Two pieces of information are missing:
1) What did the teacher mean? *1.1 or +0.10?
2) What score was given on the exam? Does she get 10% for failing?
No need to dispute entirely ambiguous circumstances.
Someone and I have gotten into a dispute over the wording of a word problem. Here is the problem:
Jane currently has a C+ (77%) in her math class. If she does a make-up test her teacher is willing to increase her final grade by 10%. What will Jane's final grade be if she does the test?
Now, before I tell you what I think the answer is and what my friend thinks the answer is, I want your guys' opinions on this.
What is the correct equation to solve this problem?
My question boils down to this:
From the ambigious problem, can:
x + .1 = y
be derived from the information given, or is the only possible equation that can be derived is:
x + .1x = y
As I see it, there is one equation which will solve all problems here:
m(e + i) = y
m = Maximum amount/Current amount (depending on the wording)
e = The percentage of m earned
i = The percentage of increase or decrease
y = The new amount
To decide between whether or not to use the maximum or the current amount, we must look at the problem:
"increase her grade by 10%"
Since the 10% is not limited by "her grade", we can assume that the maximum amount that can be earned is 100% (the typical grading scale). The equation could be calculated with m = "her final grade amount" but that is not specifically stated within the question. Why assume information about the problem when you have a problem which is possible to solve with a value for x? On the other hand, if the quesiton was:
"increase her grade by 10% of her final grade"
then yes, the only equation you could use is where m = "her final grade" because it is specifically stated in the question.
Honestly, to arrive at my equation, you should use:
"increase her grade by 10% of the total grade"
but I see no reason why you can't assume this information any less legitimately than assuming "of her final grade" is what we are adding 10% of. Is this reasonable?
I arrived at this conclusion because of how 10% of her final grade is derived:
x + x*.1 = y
which can be rewritten as x(1 + .1) = y.
Because the literally (and please tell me if I have translated this incorrectly) translated equation becomes:
x + .1 = y
Where x is a fraction (because it is a grade), you cannot take an x out. You can take any other number, which would allow this to be applied to ANY grading scale.
Now, unless I have made some siginificant error in algebraic analysis, I see no reason why I cannot use this equation.

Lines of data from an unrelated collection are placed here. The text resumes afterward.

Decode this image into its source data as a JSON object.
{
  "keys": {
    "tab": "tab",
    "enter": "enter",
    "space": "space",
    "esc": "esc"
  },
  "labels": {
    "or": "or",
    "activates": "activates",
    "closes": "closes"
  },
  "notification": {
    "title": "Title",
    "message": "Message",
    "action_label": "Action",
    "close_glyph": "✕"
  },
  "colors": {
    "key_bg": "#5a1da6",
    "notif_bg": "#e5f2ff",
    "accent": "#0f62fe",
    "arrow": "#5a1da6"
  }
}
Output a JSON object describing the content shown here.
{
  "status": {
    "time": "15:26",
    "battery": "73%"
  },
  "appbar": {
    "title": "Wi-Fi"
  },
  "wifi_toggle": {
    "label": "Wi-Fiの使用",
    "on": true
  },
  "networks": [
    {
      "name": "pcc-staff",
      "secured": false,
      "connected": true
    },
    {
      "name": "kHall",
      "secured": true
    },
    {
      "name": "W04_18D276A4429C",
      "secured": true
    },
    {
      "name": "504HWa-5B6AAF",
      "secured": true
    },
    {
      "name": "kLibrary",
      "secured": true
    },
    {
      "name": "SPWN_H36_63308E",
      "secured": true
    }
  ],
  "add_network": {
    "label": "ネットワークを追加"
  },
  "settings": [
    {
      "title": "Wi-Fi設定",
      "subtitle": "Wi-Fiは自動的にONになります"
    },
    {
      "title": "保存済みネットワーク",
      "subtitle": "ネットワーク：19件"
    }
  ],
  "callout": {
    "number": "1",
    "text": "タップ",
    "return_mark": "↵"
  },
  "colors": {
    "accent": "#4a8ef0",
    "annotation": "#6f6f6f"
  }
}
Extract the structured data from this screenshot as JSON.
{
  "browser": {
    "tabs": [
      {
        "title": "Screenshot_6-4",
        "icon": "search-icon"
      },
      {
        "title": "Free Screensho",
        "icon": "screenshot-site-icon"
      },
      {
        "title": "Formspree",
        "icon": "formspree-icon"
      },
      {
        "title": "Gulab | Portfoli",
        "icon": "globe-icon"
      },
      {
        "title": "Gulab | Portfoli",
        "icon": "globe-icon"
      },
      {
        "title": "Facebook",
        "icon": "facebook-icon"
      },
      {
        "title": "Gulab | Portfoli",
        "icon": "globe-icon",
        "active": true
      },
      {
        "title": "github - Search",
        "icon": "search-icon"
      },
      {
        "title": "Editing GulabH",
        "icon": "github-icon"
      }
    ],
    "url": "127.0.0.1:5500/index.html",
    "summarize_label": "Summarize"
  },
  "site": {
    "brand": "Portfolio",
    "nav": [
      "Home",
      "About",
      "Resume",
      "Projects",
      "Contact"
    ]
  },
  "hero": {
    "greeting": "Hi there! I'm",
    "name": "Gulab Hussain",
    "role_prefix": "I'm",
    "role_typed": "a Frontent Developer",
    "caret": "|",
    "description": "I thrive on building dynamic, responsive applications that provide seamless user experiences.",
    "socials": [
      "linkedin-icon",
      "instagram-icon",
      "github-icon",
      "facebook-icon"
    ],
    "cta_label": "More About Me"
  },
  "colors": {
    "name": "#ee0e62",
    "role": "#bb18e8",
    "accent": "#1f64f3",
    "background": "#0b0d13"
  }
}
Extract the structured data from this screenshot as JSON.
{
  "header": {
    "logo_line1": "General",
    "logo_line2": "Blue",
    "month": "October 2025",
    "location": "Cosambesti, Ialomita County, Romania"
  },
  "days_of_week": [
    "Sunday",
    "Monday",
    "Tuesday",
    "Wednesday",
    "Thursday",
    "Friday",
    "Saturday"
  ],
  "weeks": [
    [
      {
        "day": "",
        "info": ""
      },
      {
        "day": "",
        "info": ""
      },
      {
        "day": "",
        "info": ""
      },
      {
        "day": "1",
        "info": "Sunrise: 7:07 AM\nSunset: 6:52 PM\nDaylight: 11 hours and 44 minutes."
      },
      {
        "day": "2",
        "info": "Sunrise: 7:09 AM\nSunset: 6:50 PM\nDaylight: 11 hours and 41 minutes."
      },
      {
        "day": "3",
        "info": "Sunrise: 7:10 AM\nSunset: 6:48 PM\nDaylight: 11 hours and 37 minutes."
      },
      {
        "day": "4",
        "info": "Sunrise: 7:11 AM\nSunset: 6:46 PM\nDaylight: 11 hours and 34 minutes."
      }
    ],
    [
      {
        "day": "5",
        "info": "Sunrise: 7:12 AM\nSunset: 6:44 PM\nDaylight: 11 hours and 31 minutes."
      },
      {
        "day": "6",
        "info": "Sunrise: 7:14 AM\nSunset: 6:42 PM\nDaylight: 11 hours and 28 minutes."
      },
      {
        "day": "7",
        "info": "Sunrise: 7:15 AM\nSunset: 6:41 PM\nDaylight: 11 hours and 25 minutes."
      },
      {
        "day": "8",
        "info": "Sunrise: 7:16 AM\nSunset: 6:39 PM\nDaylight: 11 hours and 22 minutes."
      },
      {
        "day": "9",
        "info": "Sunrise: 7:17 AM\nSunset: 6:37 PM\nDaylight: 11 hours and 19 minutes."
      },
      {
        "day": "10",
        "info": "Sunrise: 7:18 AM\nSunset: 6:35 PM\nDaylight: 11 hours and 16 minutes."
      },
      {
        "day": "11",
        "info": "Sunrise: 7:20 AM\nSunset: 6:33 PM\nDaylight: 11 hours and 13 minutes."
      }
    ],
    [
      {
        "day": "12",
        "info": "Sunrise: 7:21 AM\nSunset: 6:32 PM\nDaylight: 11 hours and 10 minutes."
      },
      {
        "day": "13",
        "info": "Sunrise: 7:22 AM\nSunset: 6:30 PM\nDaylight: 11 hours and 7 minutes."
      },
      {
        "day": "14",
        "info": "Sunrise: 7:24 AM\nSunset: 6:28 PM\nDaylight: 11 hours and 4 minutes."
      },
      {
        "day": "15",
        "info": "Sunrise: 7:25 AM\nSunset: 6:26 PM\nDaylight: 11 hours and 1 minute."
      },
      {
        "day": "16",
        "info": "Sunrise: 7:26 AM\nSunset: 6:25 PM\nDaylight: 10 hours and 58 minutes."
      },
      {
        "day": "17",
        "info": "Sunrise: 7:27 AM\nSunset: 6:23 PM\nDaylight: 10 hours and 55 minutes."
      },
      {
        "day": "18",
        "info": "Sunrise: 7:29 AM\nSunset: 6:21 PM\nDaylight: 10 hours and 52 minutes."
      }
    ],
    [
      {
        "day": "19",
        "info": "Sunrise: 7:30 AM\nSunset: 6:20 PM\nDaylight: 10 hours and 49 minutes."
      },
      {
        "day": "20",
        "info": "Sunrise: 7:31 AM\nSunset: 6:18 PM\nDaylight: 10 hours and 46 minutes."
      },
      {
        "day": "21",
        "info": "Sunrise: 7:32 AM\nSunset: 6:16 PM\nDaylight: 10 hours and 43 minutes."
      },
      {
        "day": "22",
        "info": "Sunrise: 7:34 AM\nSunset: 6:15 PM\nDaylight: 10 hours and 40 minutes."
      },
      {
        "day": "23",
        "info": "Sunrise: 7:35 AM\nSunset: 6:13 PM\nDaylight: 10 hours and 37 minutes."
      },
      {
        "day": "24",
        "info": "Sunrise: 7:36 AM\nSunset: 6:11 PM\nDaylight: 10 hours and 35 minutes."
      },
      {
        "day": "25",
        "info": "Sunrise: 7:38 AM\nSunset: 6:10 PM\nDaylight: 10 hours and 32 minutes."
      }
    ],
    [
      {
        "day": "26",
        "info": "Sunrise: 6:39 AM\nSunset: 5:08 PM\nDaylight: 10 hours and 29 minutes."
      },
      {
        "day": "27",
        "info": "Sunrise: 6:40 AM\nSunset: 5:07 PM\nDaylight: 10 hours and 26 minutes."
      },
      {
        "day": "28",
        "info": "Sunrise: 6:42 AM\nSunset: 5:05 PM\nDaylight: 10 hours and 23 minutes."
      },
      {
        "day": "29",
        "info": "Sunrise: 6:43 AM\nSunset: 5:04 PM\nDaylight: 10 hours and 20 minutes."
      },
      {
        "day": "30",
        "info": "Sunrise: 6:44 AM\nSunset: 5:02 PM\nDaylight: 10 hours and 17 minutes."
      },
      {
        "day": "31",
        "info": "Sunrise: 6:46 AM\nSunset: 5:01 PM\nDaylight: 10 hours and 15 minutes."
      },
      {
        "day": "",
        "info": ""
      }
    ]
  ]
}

If you see anything wrong with my analysis, please tell me.
2) I didn't word this entirely correctly when I went back and looked at it.
The "test" is really more of a boolean: "Did you do this or didn't you?" and is not factored into final grade.